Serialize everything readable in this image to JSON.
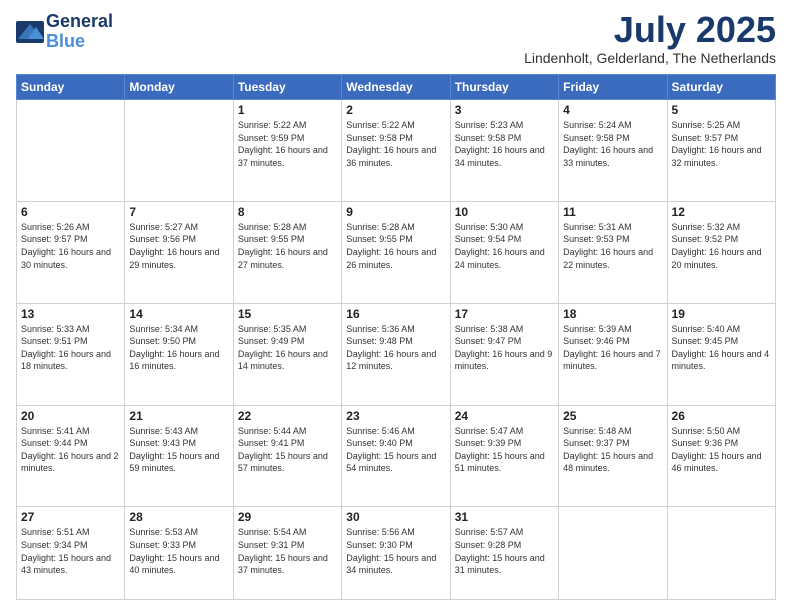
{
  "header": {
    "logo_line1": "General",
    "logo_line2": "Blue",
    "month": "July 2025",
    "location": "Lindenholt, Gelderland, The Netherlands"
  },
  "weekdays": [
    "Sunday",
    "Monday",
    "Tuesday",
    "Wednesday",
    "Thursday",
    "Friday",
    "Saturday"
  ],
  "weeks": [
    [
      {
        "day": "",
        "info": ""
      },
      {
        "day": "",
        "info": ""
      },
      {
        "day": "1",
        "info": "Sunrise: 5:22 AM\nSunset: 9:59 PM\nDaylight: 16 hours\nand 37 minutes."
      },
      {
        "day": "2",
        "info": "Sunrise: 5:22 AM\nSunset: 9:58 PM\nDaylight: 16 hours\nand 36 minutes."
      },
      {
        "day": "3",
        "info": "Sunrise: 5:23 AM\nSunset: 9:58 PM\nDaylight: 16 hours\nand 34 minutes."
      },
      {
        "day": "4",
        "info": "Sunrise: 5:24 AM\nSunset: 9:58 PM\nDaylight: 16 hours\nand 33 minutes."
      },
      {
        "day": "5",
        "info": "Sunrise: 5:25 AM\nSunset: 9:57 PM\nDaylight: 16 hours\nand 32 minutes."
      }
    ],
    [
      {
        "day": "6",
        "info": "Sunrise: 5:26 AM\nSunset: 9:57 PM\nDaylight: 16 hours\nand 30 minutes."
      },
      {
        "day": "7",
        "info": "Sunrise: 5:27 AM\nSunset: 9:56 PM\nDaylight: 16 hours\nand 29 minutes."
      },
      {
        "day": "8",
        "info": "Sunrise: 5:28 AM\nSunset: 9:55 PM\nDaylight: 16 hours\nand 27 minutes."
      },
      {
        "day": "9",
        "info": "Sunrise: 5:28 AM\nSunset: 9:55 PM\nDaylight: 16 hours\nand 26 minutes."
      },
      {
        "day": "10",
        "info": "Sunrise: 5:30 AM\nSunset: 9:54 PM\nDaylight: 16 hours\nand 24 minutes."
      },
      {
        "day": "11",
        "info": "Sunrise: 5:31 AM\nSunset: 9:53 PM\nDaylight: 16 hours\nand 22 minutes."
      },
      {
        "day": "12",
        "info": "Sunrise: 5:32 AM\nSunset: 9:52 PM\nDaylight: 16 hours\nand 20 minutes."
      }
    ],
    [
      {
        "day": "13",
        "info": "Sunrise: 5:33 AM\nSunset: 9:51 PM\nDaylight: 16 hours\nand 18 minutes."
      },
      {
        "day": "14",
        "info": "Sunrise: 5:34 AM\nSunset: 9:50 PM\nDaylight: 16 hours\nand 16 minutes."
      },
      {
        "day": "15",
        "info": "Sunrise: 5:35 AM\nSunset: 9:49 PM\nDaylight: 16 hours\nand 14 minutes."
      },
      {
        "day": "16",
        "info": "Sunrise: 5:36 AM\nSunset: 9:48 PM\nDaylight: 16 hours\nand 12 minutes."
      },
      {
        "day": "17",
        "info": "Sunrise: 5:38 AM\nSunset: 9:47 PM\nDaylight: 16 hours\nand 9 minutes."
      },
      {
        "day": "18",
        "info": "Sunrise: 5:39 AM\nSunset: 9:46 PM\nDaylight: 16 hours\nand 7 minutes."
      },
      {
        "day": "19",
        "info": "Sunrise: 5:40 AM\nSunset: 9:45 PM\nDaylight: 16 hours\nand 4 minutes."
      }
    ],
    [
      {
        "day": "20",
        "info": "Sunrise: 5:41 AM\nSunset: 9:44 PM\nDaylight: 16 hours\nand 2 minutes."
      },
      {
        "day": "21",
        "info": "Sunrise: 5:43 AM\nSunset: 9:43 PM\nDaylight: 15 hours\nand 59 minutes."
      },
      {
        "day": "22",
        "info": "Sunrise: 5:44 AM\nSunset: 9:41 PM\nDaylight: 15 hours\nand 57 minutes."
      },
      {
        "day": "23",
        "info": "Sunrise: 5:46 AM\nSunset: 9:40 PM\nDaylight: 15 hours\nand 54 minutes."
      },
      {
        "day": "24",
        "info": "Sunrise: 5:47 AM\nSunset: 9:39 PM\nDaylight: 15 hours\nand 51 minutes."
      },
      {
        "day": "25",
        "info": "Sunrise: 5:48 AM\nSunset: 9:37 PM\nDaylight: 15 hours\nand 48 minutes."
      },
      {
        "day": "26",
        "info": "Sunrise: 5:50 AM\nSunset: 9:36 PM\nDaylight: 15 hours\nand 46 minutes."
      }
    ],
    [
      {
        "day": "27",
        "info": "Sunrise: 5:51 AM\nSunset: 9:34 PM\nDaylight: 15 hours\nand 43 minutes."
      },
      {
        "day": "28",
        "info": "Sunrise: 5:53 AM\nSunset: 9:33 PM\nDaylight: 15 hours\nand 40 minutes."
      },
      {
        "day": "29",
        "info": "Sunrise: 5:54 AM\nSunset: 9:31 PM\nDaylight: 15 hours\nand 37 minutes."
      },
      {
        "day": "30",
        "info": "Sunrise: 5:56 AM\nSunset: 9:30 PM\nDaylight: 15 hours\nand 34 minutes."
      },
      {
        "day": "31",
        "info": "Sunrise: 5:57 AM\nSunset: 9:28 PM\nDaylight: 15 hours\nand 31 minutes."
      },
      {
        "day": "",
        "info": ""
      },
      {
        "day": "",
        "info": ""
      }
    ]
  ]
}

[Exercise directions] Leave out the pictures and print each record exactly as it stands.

[Response to the exercise]
Serialize everything readable in this image to JSON.
{
  "header": {
    "logo_line1": "General",
    "logo_line2": "Blue",
    "month": "July 2025",
    "location": "Lindenholt, Gelderland, The Netherlands"
  },
  "weekdays": [
    "Sunday",
    "Monday",
    "Tuesday",
    "Wednesday",
    "Thursday",
    "Friday",
    "Saturday"
  ],
  "weeks": [
    [
      {
        "day": "",
        "info": ""
      },
      {
        "day": "",
        "info": ""
      },
      {
        "day": "1",
        "info": "Sunrise: 5:22 AM\nSunset: 9:59 PM\nDaylight: 16 hours\nand 37 minutes."
      },
      {
        "day": "2",
        "info": "Sunrise: 5:22 AM\nSunset: 9:58 PM\nDaylight: 16 hours\nand 36 minutes."
      },
      {
        "day": "3",
        "info": "Sunrise: 5:23 AM\nSunset: 9:58 PM\nDaylight: 16 hours\nand 34 minutes."
      },
      {
        "day": "4",
        "info": "Sunrise: 5:24 AM\nSunset: 9:58 PM\nDaylight: 16 hours\nand 33 minutes."
      },
      {
        "day": "5",
        "info": "Sunrise: 5:25 AM\nSunset: 9:57 PM\nDaylight: 16 hours\nand 32 minutes."
      }
    ],
    [
      {
        "day": "6",
        "info": "Sunrise: 5:26 AM\nSunset: 9:57 PM\nDaylight: 16 hours\nand 30 minutes."
      },
      {
        "day": "7",
        "info": "Sunrise: 5:27 AM\nSunset: 9:56 PM\nDaylight: 16 hours\nand 29 minutes."
      },
      {
        "day": "8",
        "info": "Sunrise: 5:28 AM\nSunset: 9:55 PM\nDaylight: 16 hours\nand 27 minutes."
      },
      {
        "day": "9",
        "info": "Sunrise: 5:28 AM\nSunset: 9:55 PM\nDaylight: 16 hours\nand 26 minutes."
      },
      {
        "day": "10",
        "info": "Sunrise: 5:30 AM\nSunset: 9:54 PM\nDaylight: 16 hours\nand 24 minutes."
      },
      {
        "day": "11",
        "info": "Sunrise: 5:31 AM\nSunset: 9:53 PM\nDaylight: 16 hours\nand 22 minutes."
      },
      {
        "day": "12",
        "info": "Sunrise: 5:32 AM\nSunset: 9:52 PM\nDaylight: 16 hours\nand 20 minutes."
      }
    ],
    [
      {
        "day": "13",
        "info": "Sunrise: 5:33 AM\nSunset: 9:51 PM\nDaylight: 16 hours\nand 18 minutes."
      },
      {
        "day": "14",
        "info": "Sunrise: 5:34 AM\nSunset: 9:50 PM\nDaylight: 16 hours\nand 16 minutes."
      },
      {
        "day": "15",
        "info": "Sunrise: 5:35 AM\nSunset: 9:49 PM\nDaylight: 16 hours\nand 14 minutes."
      },
      {
        "day": "16",
        "info": "Sunrise: 5:36 AM\nSunset: 9:48 PM\nDaylight: 16 hours\nand 12 minutes."
      },
      {
        "day": "17",
        "info": "Sunrise: 5:38 AM\nSunset: 9:47 PM\nDaylight: 16 hours\nand 9 minutes."
      },
      {
        "day": "18",
        "info": "Sunrise: 5:39 AM\nSunset: 9:46 PM\nDaylight: 16 hours\nand 7 minutes."
      },
      {
        "day": "19",
        "info": "Sunrise: 5:40 AM\nSunset: 9:45 PM\nDaylight: 16 hours\nand 4 minutes."
      }
    ],
    [
      {
        "day": "20",
        "info": "Sunrise: 5:41 AM\nSunset: 9:44 PM\nDaylight: 16 hours\nand 2 minutes."
      },
      {
        "day": "21",
        "info": "Sunrise: 5:43 AM\nSunset: 9:43 PM\nDaylight: 15 hours\nand 59 minutes."
      },
      {
        "day": "22",
        "info": "Sunrise: 5:44 AM\nSunset: 9:41 PM\nDaylight: 15 hours\nand 57 minutes."
      },
      {
        "day": "23",
        "info": "Sunrise: 5:46 AM\nSunset: 9:40 PM\nDaylight: 15 hours\nand 54 minutes."
      },
      {
        "day": "24",
        "info": "Sunrise: 5:47 AM\nSunset: 9:39 PM\nDaylight: 15 hours\nand 51 minutes."
      },
      {
        "day": "25",
        "info": "Sunrise: 5:48 AM\nSunset: 9:37 PM\nDaylight: 15 hours\nand 48 minutes."
      },
      {
        "day": "26",
        "info": "Sunrise: 5:50 AM\nSunset: 9:36 PM\nDaylight: 15 hours\nand 46 minutes."
      }
    ],
    [
      {
        "day": "27",
        "info": "Sunrise: 5:51 AM\nSunset: 9:34 PM\nDaylight: 15 hours\nand 43 minutes."
      },
      {
        "day": "28",
        "info": "Sunrise: 5:53 AM\nSunset: 9:33 PM\nDaylight: 15 hours\nand 40 minutes."
      },
      {
        "day": "29",
        "info": "Sunrise: 5:54 AM\nSunset: 9:31 PM\nDaylight: 15 hours\nand 37 minutes."
      },
      {
        "day": "30",
        "info": "Sunrise: 5:56 AM\nSunset: 9:30 PM\nDaylight: 15 hours\nand 34 minutes."
      },
      {
        "day": "31",
        "info": "Sunrise: 5:57 AM\nSunset: 9:28 PM\nDaylight: 15 hours\nand 31 minutes."
      },
      {
        "day": "",
        "info": ""
      },
      {
        "day": "",
        "info": ""
      }
    ]
  ]
}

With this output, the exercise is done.